Altair 4, March 1st, 2014

Hot on the heels of 'Dystopia' (2011), Iced Earth's new album 'Plagues of Babylon' (2014) acts as a sufficient followup, but falls back onto time-worn formulas, stock riffs, and uncreative lyrics. There's enough solid song writing to make listening to the album bearable, but the lack of memorable passages and hooks makes this album a bit tedious to listen to from beginning to end. Many of the songs in here hark back to the days of 'The Dark Saga', as a number of the songs have the same eerie sound with their intros ("Democide", "The End?", and "Cthulu" come to mind first).

The album starts out well enough, the title track pounds and throbs away consistently. It doesn't necessarily stand out on its own, but they certainly succeeded in creating a creepy, malevolent aura. Songs such as "The Culling" and "Parasite" feature guitar work which is impressive and memorable, but soon becomes bogged down and forgettable by everything else in the song that is lackluster. "Cthulu" has the most unique chorus on the album (in context of this album, anyways) with a sort of Iron Maiden feel. "Peacemaker" is another highlight, whilst nothing different regarding Jon Schaffer, in Iced Earth a song with such a western flavor is a welcome deviation from the painstaking norm.

This brings me to some of the more negative points about this album. "Among the Living Dead" features Hansi Kursch on "lead vocals" (bullshit) and "backing vocals" on a number of other songs (I've listened multiple times on different headphones and speakers and can't identify him for the life of me). I have no idea why Schaffer and crew decided to bring in a world class vocalist like Mr. Kursch and not give him any lead vocals. The "lead vocals" he does on "Among the Living Dead" is a brief melodic shrieking which repeats twice in the song. An almost offensive waste of talent, Demons & Wizards fans lament!
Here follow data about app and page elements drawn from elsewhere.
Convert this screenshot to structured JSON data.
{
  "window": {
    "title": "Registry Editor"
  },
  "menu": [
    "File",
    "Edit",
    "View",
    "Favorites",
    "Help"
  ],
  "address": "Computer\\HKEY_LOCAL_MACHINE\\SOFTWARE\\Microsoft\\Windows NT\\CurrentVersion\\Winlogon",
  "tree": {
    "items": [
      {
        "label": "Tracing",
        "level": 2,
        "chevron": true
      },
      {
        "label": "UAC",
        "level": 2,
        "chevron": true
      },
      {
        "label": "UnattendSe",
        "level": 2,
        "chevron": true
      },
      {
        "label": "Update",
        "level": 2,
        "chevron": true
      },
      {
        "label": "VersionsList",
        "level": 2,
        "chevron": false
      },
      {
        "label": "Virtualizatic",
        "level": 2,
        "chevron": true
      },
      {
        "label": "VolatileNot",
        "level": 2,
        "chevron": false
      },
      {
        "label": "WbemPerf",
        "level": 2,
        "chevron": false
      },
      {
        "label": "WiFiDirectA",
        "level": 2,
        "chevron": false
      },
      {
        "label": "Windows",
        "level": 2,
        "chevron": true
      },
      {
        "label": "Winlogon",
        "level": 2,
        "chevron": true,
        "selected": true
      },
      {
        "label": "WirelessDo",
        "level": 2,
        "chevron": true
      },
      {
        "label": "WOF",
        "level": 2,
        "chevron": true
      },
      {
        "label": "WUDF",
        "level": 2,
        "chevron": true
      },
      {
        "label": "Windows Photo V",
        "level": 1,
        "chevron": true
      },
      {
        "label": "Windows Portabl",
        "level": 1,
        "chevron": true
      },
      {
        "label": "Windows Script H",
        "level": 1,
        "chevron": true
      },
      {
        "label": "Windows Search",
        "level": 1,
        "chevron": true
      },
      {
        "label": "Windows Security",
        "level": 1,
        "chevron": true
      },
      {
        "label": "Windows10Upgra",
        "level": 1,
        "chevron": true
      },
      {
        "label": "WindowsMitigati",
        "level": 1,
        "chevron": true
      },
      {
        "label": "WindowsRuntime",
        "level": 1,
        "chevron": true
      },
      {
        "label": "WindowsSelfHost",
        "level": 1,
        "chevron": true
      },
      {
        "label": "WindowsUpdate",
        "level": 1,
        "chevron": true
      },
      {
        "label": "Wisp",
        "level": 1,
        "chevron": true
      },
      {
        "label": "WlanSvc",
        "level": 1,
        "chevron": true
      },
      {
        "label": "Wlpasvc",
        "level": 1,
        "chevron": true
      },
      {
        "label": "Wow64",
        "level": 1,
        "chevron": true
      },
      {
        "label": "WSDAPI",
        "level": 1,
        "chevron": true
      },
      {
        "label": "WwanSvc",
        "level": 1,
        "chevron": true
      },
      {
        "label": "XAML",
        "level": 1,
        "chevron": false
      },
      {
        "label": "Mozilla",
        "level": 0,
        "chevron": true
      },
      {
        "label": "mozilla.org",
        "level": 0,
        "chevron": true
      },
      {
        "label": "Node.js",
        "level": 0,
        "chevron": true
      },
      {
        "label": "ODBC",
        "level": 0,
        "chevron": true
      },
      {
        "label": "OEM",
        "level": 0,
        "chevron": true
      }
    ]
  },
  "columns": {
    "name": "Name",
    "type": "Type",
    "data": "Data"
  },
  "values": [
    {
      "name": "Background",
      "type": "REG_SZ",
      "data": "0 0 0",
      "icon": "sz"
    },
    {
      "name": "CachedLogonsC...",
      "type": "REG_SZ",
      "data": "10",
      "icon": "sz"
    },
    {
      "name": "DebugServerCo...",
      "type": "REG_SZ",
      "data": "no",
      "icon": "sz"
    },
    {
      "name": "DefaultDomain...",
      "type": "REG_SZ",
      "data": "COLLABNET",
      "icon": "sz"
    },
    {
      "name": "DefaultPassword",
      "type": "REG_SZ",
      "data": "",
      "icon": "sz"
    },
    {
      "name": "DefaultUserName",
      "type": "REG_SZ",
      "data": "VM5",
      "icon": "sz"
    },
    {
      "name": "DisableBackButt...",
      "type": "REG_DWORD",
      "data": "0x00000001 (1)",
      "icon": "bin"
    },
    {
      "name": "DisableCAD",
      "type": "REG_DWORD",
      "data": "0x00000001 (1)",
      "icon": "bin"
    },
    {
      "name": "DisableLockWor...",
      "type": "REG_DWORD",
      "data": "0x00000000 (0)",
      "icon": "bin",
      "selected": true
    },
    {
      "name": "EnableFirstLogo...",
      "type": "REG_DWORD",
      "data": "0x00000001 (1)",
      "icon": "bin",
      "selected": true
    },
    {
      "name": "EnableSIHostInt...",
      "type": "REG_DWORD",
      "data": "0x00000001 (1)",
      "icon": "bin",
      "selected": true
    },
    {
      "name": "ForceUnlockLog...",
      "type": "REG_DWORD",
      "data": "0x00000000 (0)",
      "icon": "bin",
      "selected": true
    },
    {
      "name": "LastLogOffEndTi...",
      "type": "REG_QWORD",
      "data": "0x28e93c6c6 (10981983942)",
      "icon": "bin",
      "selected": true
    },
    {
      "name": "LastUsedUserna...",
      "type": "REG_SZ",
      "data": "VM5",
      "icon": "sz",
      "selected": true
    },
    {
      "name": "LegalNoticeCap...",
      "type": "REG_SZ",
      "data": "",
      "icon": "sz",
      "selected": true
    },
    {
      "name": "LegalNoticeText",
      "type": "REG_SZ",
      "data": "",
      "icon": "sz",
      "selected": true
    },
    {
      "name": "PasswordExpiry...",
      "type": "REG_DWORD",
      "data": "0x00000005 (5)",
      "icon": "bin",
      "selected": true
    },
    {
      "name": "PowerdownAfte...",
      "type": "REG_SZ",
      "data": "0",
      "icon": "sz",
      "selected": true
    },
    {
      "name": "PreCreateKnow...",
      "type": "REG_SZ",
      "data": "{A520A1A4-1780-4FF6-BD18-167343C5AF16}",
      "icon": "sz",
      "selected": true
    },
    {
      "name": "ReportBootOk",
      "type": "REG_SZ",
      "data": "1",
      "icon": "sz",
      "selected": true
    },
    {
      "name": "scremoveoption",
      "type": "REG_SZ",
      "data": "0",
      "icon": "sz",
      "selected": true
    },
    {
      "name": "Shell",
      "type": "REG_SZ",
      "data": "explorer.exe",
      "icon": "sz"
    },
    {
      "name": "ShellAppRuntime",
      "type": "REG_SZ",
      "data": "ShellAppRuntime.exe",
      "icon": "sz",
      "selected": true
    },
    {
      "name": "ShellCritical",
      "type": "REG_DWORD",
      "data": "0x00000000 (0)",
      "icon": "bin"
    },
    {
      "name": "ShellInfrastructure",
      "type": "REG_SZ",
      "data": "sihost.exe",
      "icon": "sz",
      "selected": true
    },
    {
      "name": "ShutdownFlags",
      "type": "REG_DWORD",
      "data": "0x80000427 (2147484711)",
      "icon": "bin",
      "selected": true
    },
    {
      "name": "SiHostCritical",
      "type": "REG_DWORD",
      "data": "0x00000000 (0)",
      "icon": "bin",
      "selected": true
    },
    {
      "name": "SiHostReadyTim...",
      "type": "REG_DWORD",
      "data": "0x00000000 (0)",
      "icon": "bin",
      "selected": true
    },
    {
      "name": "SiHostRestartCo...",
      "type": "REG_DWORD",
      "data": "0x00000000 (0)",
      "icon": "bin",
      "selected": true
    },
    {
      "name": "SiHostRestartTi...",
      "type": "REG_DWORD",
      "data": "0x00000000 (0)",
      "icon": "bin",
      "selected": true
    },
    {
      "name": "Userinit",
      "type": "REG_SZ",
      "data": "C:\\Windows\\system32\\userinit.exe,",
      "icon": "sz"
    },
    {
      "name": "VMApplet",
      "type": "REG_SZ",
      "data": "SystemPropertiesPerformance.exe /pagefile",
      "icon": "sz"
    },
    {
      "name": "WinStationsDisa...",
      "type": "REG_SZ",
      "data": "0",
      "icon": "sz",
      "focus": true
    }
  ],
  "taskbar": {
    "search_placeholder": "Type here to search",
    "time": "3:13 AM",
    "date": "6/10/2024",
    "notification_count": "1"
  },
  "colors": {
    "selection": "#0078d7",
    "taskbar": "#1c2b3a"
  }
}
On "Among the Living Dead", among others, Stu Block's vocals seem tired and a bit sloppy. If this is not the case then I guess his vocals on this album are simply just annoying. I don't like to talk smack on vocalists, especially since I know Stu can belt like a banshee (as demonstrated on 'Dystopia'), so I don't know why his vocals took a step down on this release. My speculation is that Iced Earth recorded this album after a long-ass world tour with little to no breathing room between.

Choruses on this album seem to be fairly similar in chord progressions and contribute greatly to the dejavu felt multiple times throughout. The amateurish and uncreative lyrics definitely don't do any favors for them, either. The prime offender in the lyrics category is easily "If I Could See You Now", how many times have Iced Earth written a ballad like this? Both lyrically and musically this song is a simple retread of the same ballad they've written time and time again.

A band can maintain their trademark sound but still evolve. Iced Earth has touched on this a couple of times with releases like 'Horror Show' and 'The Glorious Burden', but constantly fall back onto these uninspired, formulaic albums. It's like seeing a son with so much potential decide to work at a gas station in stead of becoming a pilot. Somehow I can't shake the feeling that this album was rushed out in an effort to preserve the momentum gained from 'Dystopia' (a superior album, to be sure). It's a shame when the album artwork is more memorable than any of the songs on the album itself.

There's enough on here that's good and rocks, but it's overwhelmed by forgettable material.